“And none of them are fake?” Nova peered at the gems below. They could be genuine or glass for all she knew.
“They’re all legit. After I noticed the painting had been replaced I called in our appraiser to check. They’re all genuine.”
“Who’s the appraiser?”
“Margaret Woodatti, she travels with this collection when it’s on tour.”
Not likely to have taken the piece now, Nova thought. Margaret could have stolen the painting at any time if she was in charge of it’s care.
“She knew the painting was fake, too?”
“Oh, yes, she knew right away, same as me…well, look at it. It’s obvious isn’t it?”
Nova turned to the wall. Rope guards kept the curious at bay, or would if there had been any curious allowed in the gallery. A single framed picture sat in the spotlight. It looked like the Ana Stasia to her. Or at least it looked the same as it had in her school books. She hated to admit that though. Nova stepped past the barrier.
“It’s all wrong,” the director continued. “Upstrokes where there should be down, left when it should be right.”
“But the color and lines are accurate.”
“Yes, yes. But it’s like they didn’t care at all. Any first year art student would know better.”
Nova decided to take the woman’s word for it. She examined the painting instead.
“What’s this” She asked leaning towards the thin almost invisible wire leading from the frame into the wall.
“Oh, don’t touch that,” Director Stevens cried out. Nova had no intention of touching the thing. “It’s an alarm. If it or the painting is moved in anyway the alarm downstairs goes off.”
“It didn’t go off the night the painting was taken.” Nova observed. She would have read that in the report.
“No.” The woman admitted.
Nova leaned in close and saw exactly what she had expected. She backed up to get a better view of the room. Large windows lined the far wall, but they were on the second story. Nova checked them anyway.
“Is there access to the roof?”
“Not from inside. There’s an exterior stairwell for maintenance.
Nova checked the floor in front of the painting. “Was the rope in place when you entered yesterday?”
“I think so,” The woman frowned trying to remember.
“Who else has access to this room after hours? Yourself, the Monte Vistan, the guards…the maintenance person?”
“I’ll want names and addresses for everyone,” Nova said standing up. There wasn’t much more she could learn from the ‘scene’ – the Newcrest police had already taken plenty of pictures. She’d just wanted to confirm their findings and get an idea of the space herself.
“I have the information in my office.”
Nova followed her back downstairs. “And they all have worked here for some time?”
“Yes, yes. Susan replace her father … oh three years ago. The guards have worked here even longer.”
Nova wrote down the information and thanked Director Palmer. “I’ll call you if I have an further questions.”
“Oh – ” She said as she started to leave. “The last piece that went missing, you said it was two years ago?”
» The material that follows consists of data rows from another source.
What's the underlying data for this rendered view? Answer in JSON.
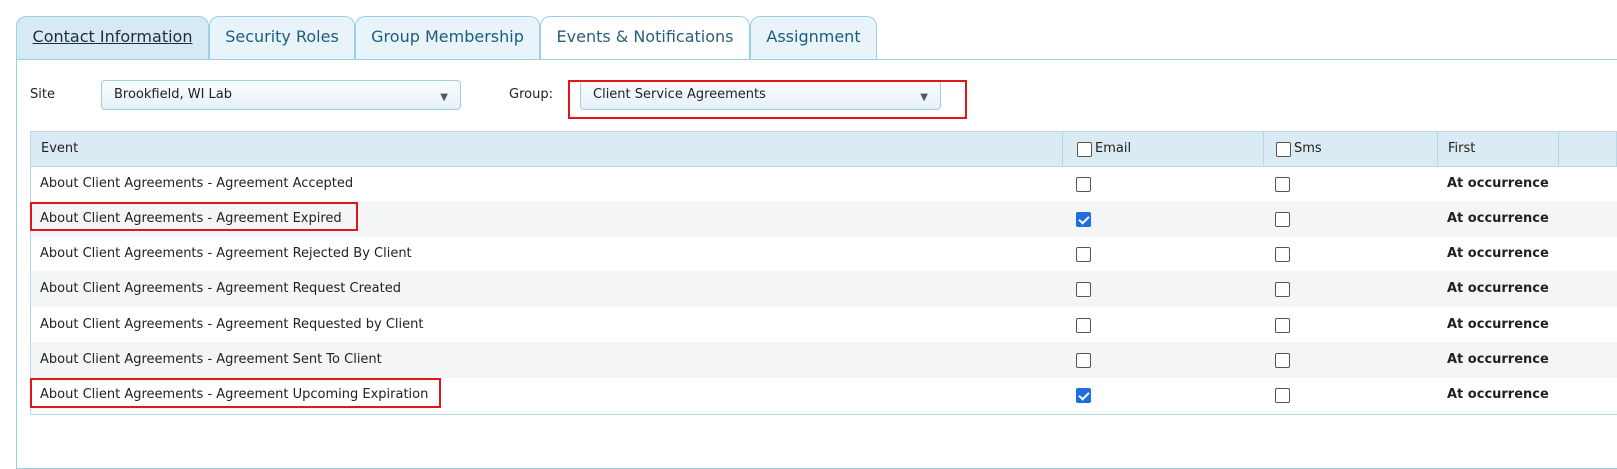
{
  "tabs": [
    {
      "label": "Contact Information",
      "active": false
    },
    {
      "label": "Security Roles",
      "active": false
    },
    {
      "label": "Group Membership",
      "active": false
    },
    {
      "label": "Events & Notifications",
      "active": true
    },
    {
      "label": "Assignment",
      "active": false
    }
  ],
  "filters": {
    "site_label": "Site",
    "site_value": "Brookfield, WI Lab",
    "group_label": "Group:",
    "group_value": "Client Service Agreements"
  },
  "grid": {
    "headers": {
      "event": "Event",
      "email": "Email",
      "sms": "Sms",
      "first": "First"
    },
    "rows": [
      {
        "event": "About Client Agreements - Agreement Accepted",
        "email": false,
        "sms": false,
        "first": "At occurrence"
      },
      {
        "event": "About Client Agreements - Agreement Expired",
        "email": true,
        "sms": false,
        "first": "At occurrence"
      },
      {
        "event": "About Client Agreements - Agreement Rejected By Client",
        "email": false,
        "sms": false,
        "first": "At occurrence"
      },
      {
        "event": "About Client Agreements - Agreement Request Created",
        "email": false,
        "sms": false,
        "first": "At occurrence"
      },
      {
        "event": "About Client Agreements - Agreement Requested by Client",
        "email": false,
        "sms": false,
        "first": "At occurrence"
      },
      {
        "event": "About Client Agreements - Agreement Sent To Client",
        "email": false,
        "sms": false,
        "first": "At occurrence"
      },
      {
        "event": "About Client Agreements - Agreement Upcoming Expiration",
        "email": true,
        "sms": false,
        "first": "At occurrence"
      }
    ]
  },
  "colors": {
    "accent": "#1a6c97",
    "checkbox_checked": "#1d6fe0",
    "highlight": "#e0161a"
  }
}
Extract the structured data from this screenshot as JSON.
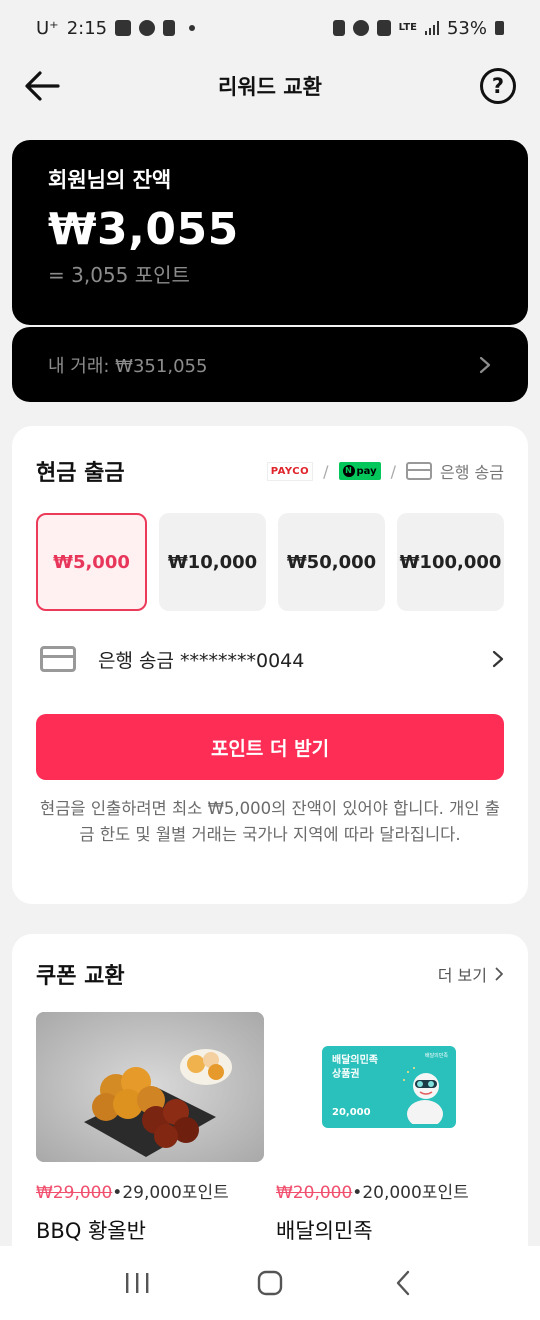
{
  "status_bar": {
    "carrier": "U⁺",
    "time": "2:15",
    "battery": "53%",
    "network": "LTE"
  },
  "header": {
    "title": "리워드 교환",
    "help_icon": "?"
  },
  "balance": {
    "label": "회원님의 잔액",
    "amount": "₩3,055",
    "points": "= 3,055 포인트",
    "transactions": "내 거래: ₩351,055"
  },
  "cash_withdrawal": {
    "title": "현금 출금",
    "methods": {
      "payco": "PAYCO",
      "npay": "pay",
      "bank": "은행 송금"
    },
    "amounts": [
      "₩5,000",
      "₩10,000",
      "₩50,000",
      "₩100,000"
    ],
    "selected_index": 0,
    "bank_account": "은행 송금 ********0044",
    "cta_label": "포인트 더 받기",
    "notice": "현금을 인출하려면 최소 ₩5,000의 잔액이 있어야 합니다. 개인 출금 한도 및 월별 거래는 국가나 지역에 따라 달라집니다."
  },
  "coupons": {
    "title": "쿠폰 교환",
    "more_label": "더 보기",
    "items": [
      {
        "old_price": "₩29,000",
        "price": "•29,000포인트",
        "name": "BBQ 황올반"
      },
      {
        "old_price": "₩20,000",
        "price": "•20,000포인트",
        "name": "배달의민족"
      }
    ],
    "baemin_card": {
      "brand": "배달의민족",
      "line1": "배달의민족",
      "line2": "상품권",
      "value": "20,000"
    }
  },
  "colors": {
    "accent": "#fd2d55",
    "card_dark": "#000000",
    "baemin_teal": "#2ac1bc"
  }
}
“Yes, the Minotaur’s Tear. It was a nice vase, but hardly irreplaceable.”
Nova stopped by Rico’s desk on her way out.
“Agent,” Rico nodded in greeting. Nova smiled, she wondered if he’d figure it out.
“Do you work every morning?” He nodded. “What time did you arrive two days ago?”
“Nothing out of the ordinary? Any visitors?”
“Was … what’s his name…” Nova tried to remember the name of the other guard.
“Sterling?” Harold shrugged. “Seemed normal enough to me when I relived him.”
“You didn’t tell the media about the painting?”
“No, Sherry said to keep it quite.”
“Thanks. You’ll be available if I have more questions?”
Nova left and Rico turned back to his monitor. She looked through her list four names and addresses.
- Susan Thomas – maintenance
- Rico Fawley – day guard
- Sterling Pearson – night guard
- Margaret Woodatti – Monte Vistan curator
If there was an insider involved. She’d best meet everyone.\
Previous | Next
- The bartender at Timeless is Mina Pigglewiggle from my legacy.
- The Dolwing Museum is adapted from DanimalG’s Local Museum.
- Random books on the guards table are Mirake’s Nolen books.
- And the guard’s movie of choice? Yup, Sherlock!
- Newspaper made by Fodey.com’s newspaper clipping generator.
- You can read about Ana Pringle on Carewren123’s blog.